The Langebaan Country Estate is situated on a 400 hectare golf and leisure estate, and offers a redesigned Black Knight golf course, a Gary Player design, as well as bowling green, tennis, swimming and various other activities. This estate is a big drawcard for the town of Langebaan.
If you want to make a property investment, to enjoy a care-free Cape West Coast and country lifestyle, contact the CCH team in the area to learn more about our fine selection of Langebaan property.
Suburbs in Langebaan:
Langebaan property for sale includes real estate in suburbs such as Middedorp (Mid Town), which lies nestled on the sandy beaches of the lagoon; Langebaan Country Club providing a secure golf estate lifestyle with a variety of upmarket facilities (tennis court, club house etc.); Myburgh Park with its unobstructed views over the Langebaan lagoon; Calypso Beach and Blue Lagoon, which are ideally situated near the beach; Paradise Beach and Mykonos, which lie close to the famous Club Mykonos resort as well as Laguna Shopping Centre; as well as Long Acres country smallholdings, which lie within the municipal boundary, close to both the beach and the mall.
General Interest Information
Whale watching is possible from Tsaarsbank and there are picnics for day visitors. The park is located along the shore of the lagoon. This area is a protected wetland and provides a safe haven for thousands of birds, thus forming part of the Flamingo Birding Route.
Swimming and picnicking are very popular activities at Kraal Bay, where the water is sometimes as much as 10 degrees warmer than the sea.
Important fossil deposits are found within the West Coast National Park, with “Eve’s Footprint” near Kraal Bay estimated to be 117 000 years old.
The Lagoon stretches for 17km from Saldanha Bay, past Langebaan, to Geelbek in the South, and in places is up to 4km wide. The Lagoon has channels of differing depths and this leads to the different shades of turquoise colouring. Some days, it really looks like the Lagoon has turned itself into a turquoise peacock posing for a photograph. Thus Langebaan is aptly known as the “Turquoise Jewel” of the West Coast.
The Langebaan Lagoon is one of only three lagoons in the world that is nourished by the sea and not rivers. The Lagoon was shaped by the rise and fall of sea levels during pre-historic times. This is quite unlike typical lagoons which form where fresh water rivers enter the sea. The result is a purely salt water lagoon.

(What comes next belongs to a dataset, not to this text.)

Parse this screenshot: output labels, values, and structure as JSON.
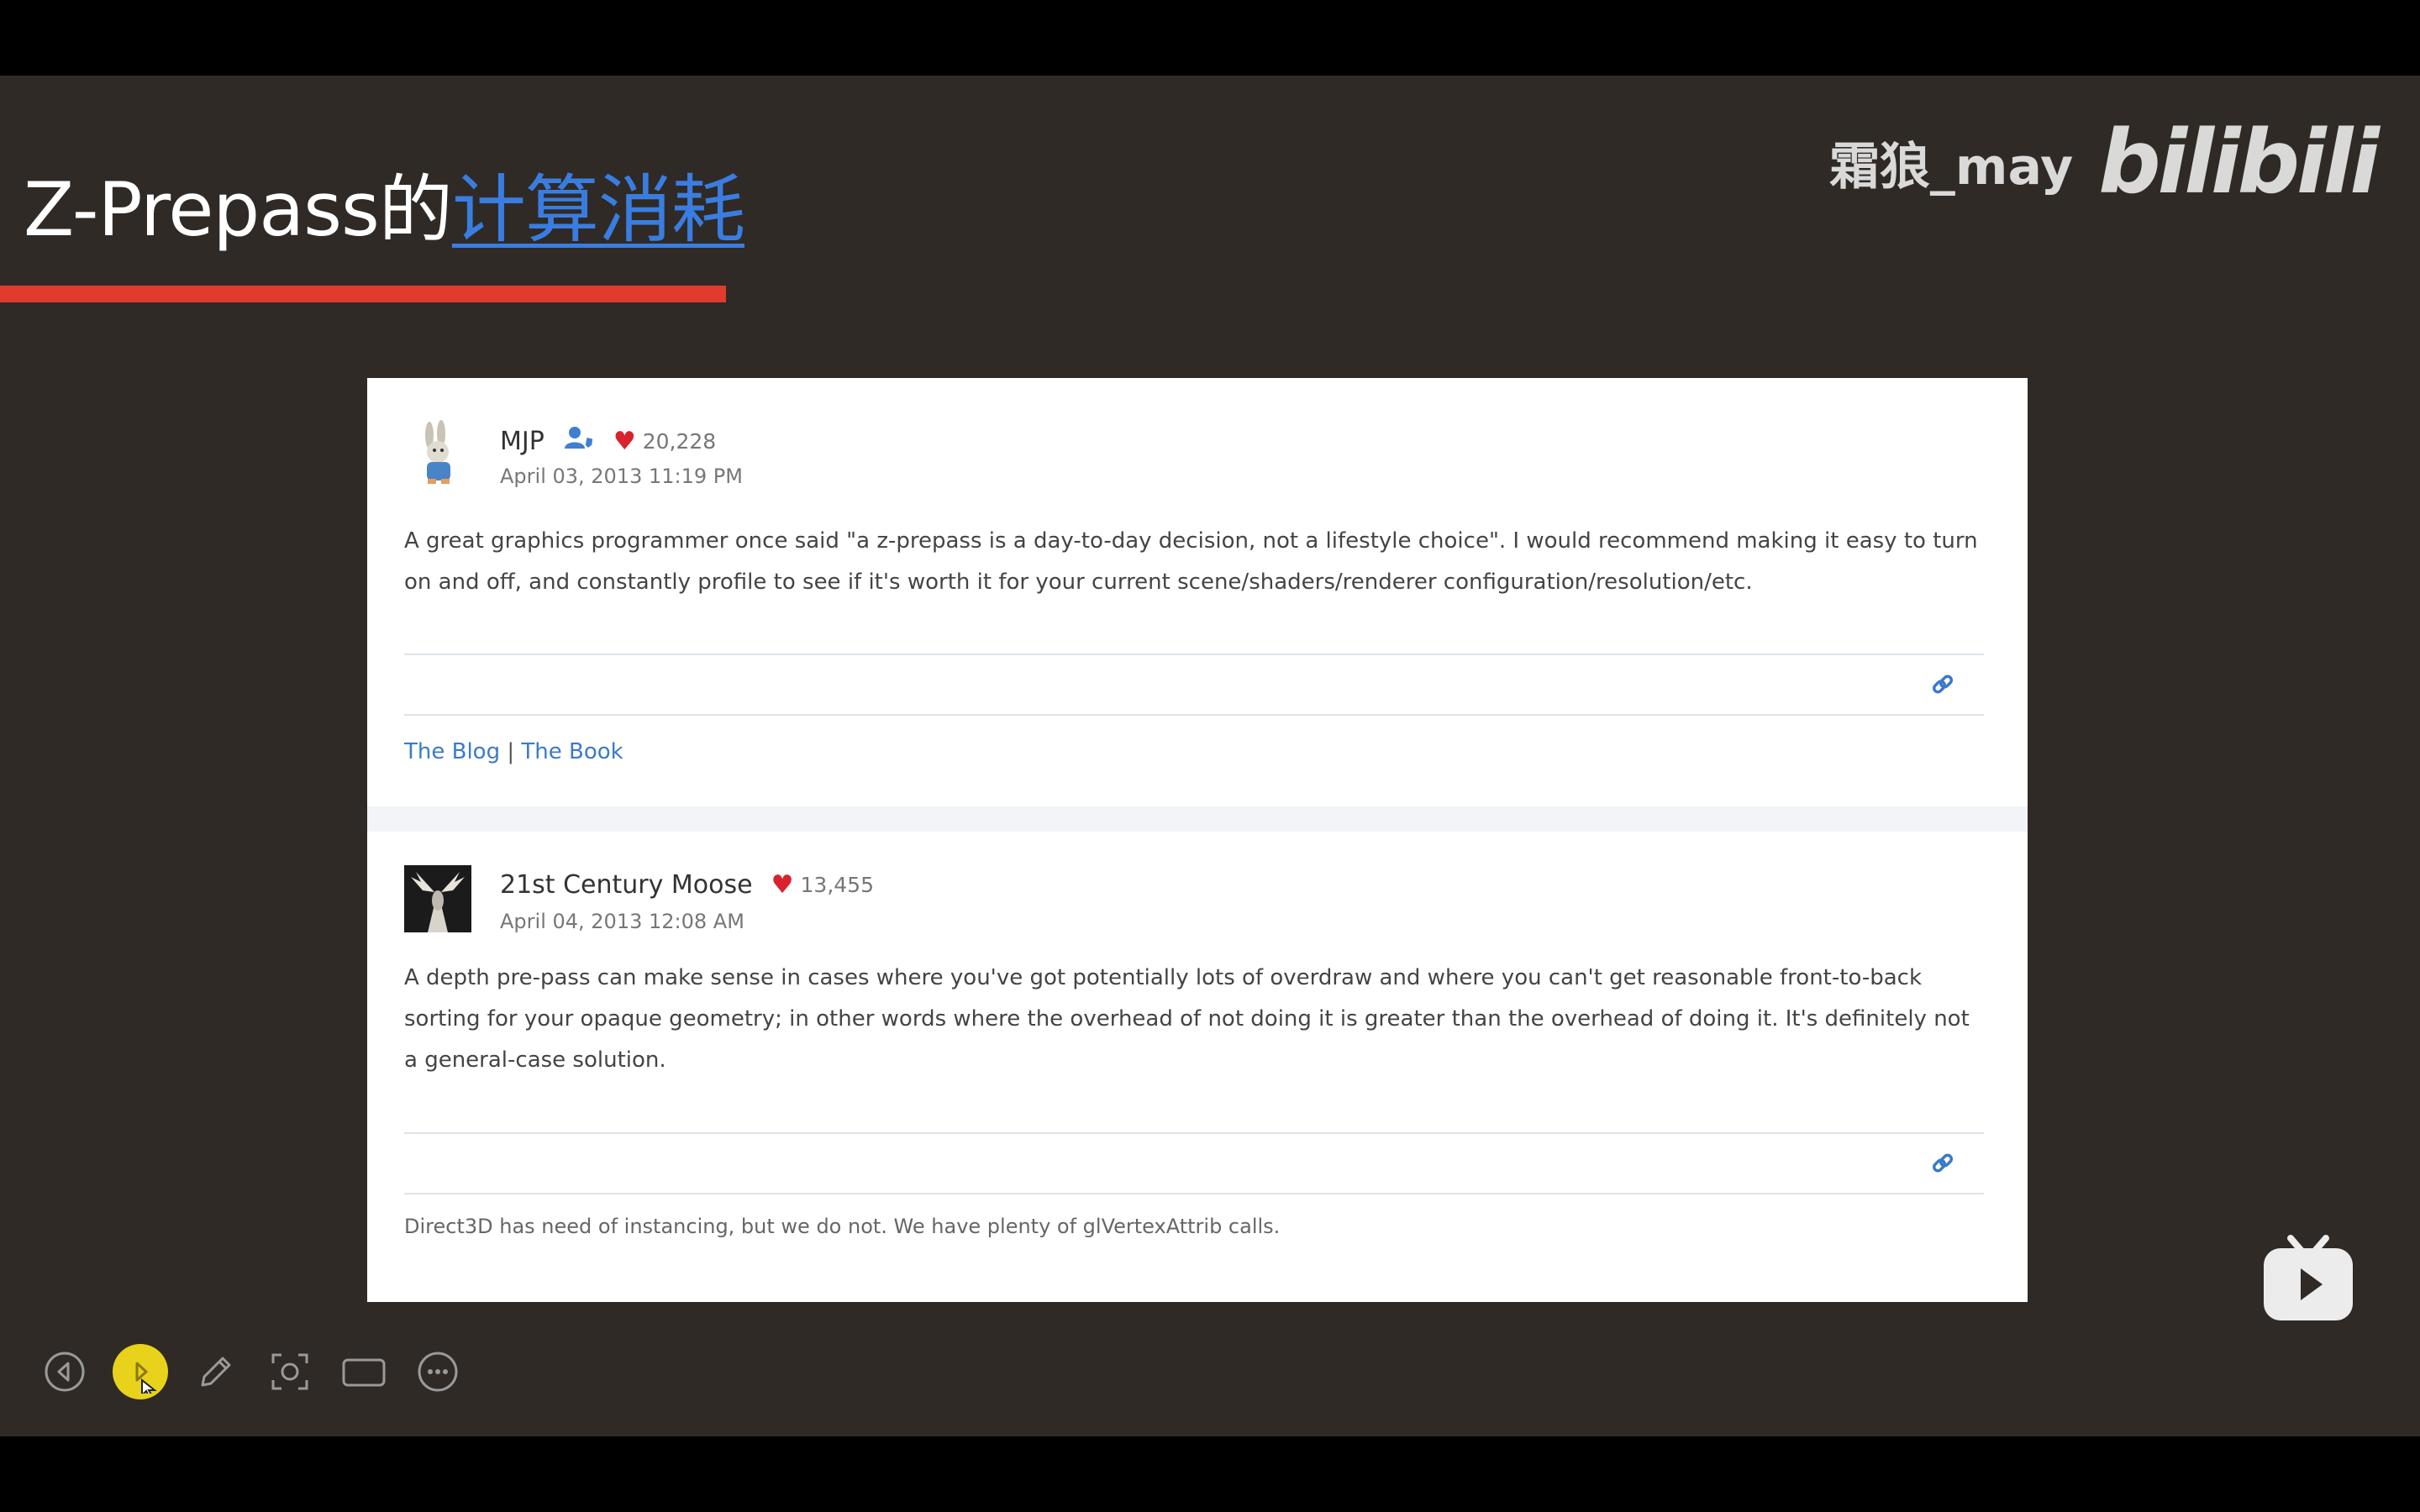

The way in which the southern winds blow surface water into the sea, has led to a welling up of deep nutrient-rich water from the Benguela current which replaces the surface water. This plankton-rich water streams into the Lagoon twice a day with the tides. With the tide streaming in and out at the Saldanha Bay entrance, as fast as 1 meter per second, the Lagoon, which is at the end of this stream, is constantly well-fed.
The shallow waters in the southern tip of the lagoon have developed into a salt marsh which means that it has a salt content of up to three times more than sea water. This type of wetland provides essential decayed plant material which is needed in the food chain. The Langebaan Lagoon is in fact one of the most developed salt marshes in South Africa.
The lagoon, with its strong winds and flat waters, was the perfect venue for the 2008 Hobie Tiger and Dragoon World Championships. Seventy-four teams, representing fourteen countries took part in this exciting international sailing event that showcased Langebaan as a world-class venue.
Langebaan has a Mediterranean climate with most of the rain fall during the winter. Summers are pleasant with temperatures of 26 degrees Celsius on average. June is the coldest month with 8 degrees Celsius on average. Langebaan is drier and warmer than Cape Town. However, a wind-chill is responsible for a colder feel. During the winter months a thick fog may cover the sea.